Rule of Capture: the landowner who extracts oil or gas from beneath his or her land acquires ownership of the extracted substances even though evidence discloses that a portion of the produced oil and gas was originally in place beneath the land of another

Ownership after extraction

generally, a producer is entitled to all of the production from a well or wells drilled within the producer’s land even if some of that production is drained from beneath the land of a neighboring landowner
an owner of refined hydrocarbons does not lose title to escaped hydrocarbons unless it is shown by competent evidence that he has abandoned them
stored oil and gas: if the reservoir is capable of being defined with certainty and integrity, capable of being maintained, then title is not lost
nature: becomes personal property when it comes out of the ground; is real property when it’s in the ground

rule of capture stops when it becomes personal property

theories

ownership-in place

landowner owns all substances, including oil and gas, which underlie his land
If the oil and gas depart from beneath the owned land, ownership in such substances is lost

exclusive-right-to-take

landowner does not own the oil and gas which underlie his land. He merely has the exclusive right to capture such substances by operations on his land
once reduced to dominion and control, the substances become the object of absolute ownership

Limits

Non-regulatory limits

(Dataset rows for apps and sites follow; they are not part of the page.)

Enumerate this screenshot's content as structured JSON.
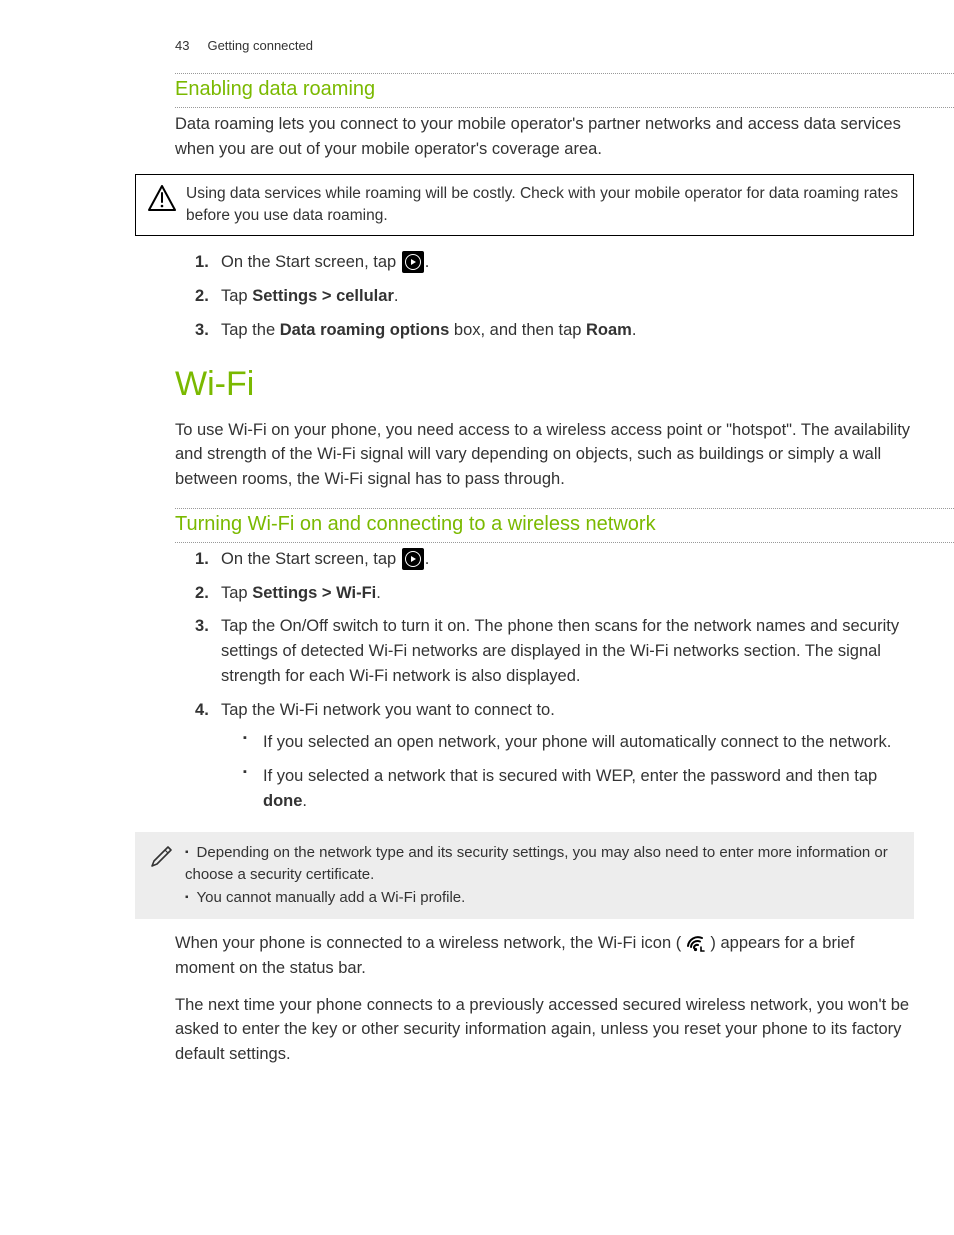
{
  "header": {
    "page_number": "43",
    "chapter": "Getting connected"
  },
  "section1": {
    "heading": "Enabling data roaming",
    "intro": "Data roaming lets you connect to your mobile operator's partner networks and access data services when you are out of your mobile operator's coverage area.",
    "warning": "Using data services while roaming will be costly. Check with your mobile operator for data roaming rates before you use data roaming.",
    "steps": {
      "s1_a": "On the Start screen, tap ",
      "s1_b": ".",
      "s2_a": "Tap ",
      "s2_b": "Settings > cellular",
      "s2_c": ".",
      "s3_a": "Tap the ",
      "s3_b": "Data roaming options",
      "s3_c": " box, and then tap ",
      "s3_d": "Roam",
      "s3_e": "."
    }
  },
  "section2": {
    "heading": "Wi-Fi",
    "intro": "To use Wi-Fi on your phone, you need access to a wireless access point or \"hotspot\". The availability and strength of the Wi-Fi signal will vary depending on objects, such as buildings or simply a wall between rooms, the Wi-Fi signal has to pass through."
  },
  "section3": {
    "heading": "Turning Wi-Fi on and connecting to a wireless network",
    "steps": {
      "s1_a": "On the Start screen, tap ",
      "s1_b": ".",
      "s2_a": "Tap ",
      "s2_b": "Settings > Wi-Fi",
      "s2_c": ".",
      "s3": "Tap the On/Off switch to turn it on. The phone then scans for the network names and security settings of detected Wi-Fi networks are displayed in the Wi-Fi networks section. The signal strength for each Wi-Fi network is also displayed.",
      "s4": "Tap the Wi-Fi network you want to connect to.",
      "s4_bullets": {
        "b1": "If you selected an open network, your phone will automatically connect to the network.",
        "b2_a": "If you selected a network that is secured with WEP, enter the password and then tap ",
        "b2_b": "done",
        "b2_c": "."
      }
    },
    "note": {
      "n1": "Depending on the network type and its security settings, you may also need to enter more information or choose a security certificate.",
      "n2": "You cannot manually add a Wi-Fi profile."
    },
    "closing1_a": "When your phone is connected to a wireless network, the Wi-Fi icon ( ",
    "closing1_b": " ) appears for a brief moment on the status bar.",
    "closing2": "The next time your phone connects to a previously accessed secured wireless network, you won't be asked to enter the key or other security information again, unless you reset your phone to its factory default settings."
  }
}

correlative rights: limits mineral interest owners to a reasonable share of a common source of supply

recognition that owners in a common source operate in a “special community” and they cannot inflict un

es a maximum field-wide allowable, then distributed to the wells based on various formulas
allowable: the amount of oil or gas an operator is allowed to produce from a well under RRC rules

market demand prorationing: looks at market demand and attempts to provide price stability
fair share principle: each owner of the surface is entitled only to his equitable and ratable share of the recoverable oil and gas energy in the common pool in the proportion which the recoverable reserves underlying his land bears to the recoverable reserves in the pool

any violation of a proration order constitutes conversion of oil from the pool and subjects the violator to liability to all the owners of interests in the pool for conversion of the illegally-obtained oil

pooling and small tracts

one of purposes of spacing and density rules is to prevent confiscation of land

confiscation equated with landowner not having a fair chance to recover oil and gas under his land

voluntary subdivision rule

when a subdivision of property creates a tract that has a size and shape that would require an exception to the spacing requirement
not entitled to a permit when

it was divided in contemplation of oil and gas development or
segregated from larger tract after the spacing rule was in effect, and the voluntary subdivision rule attached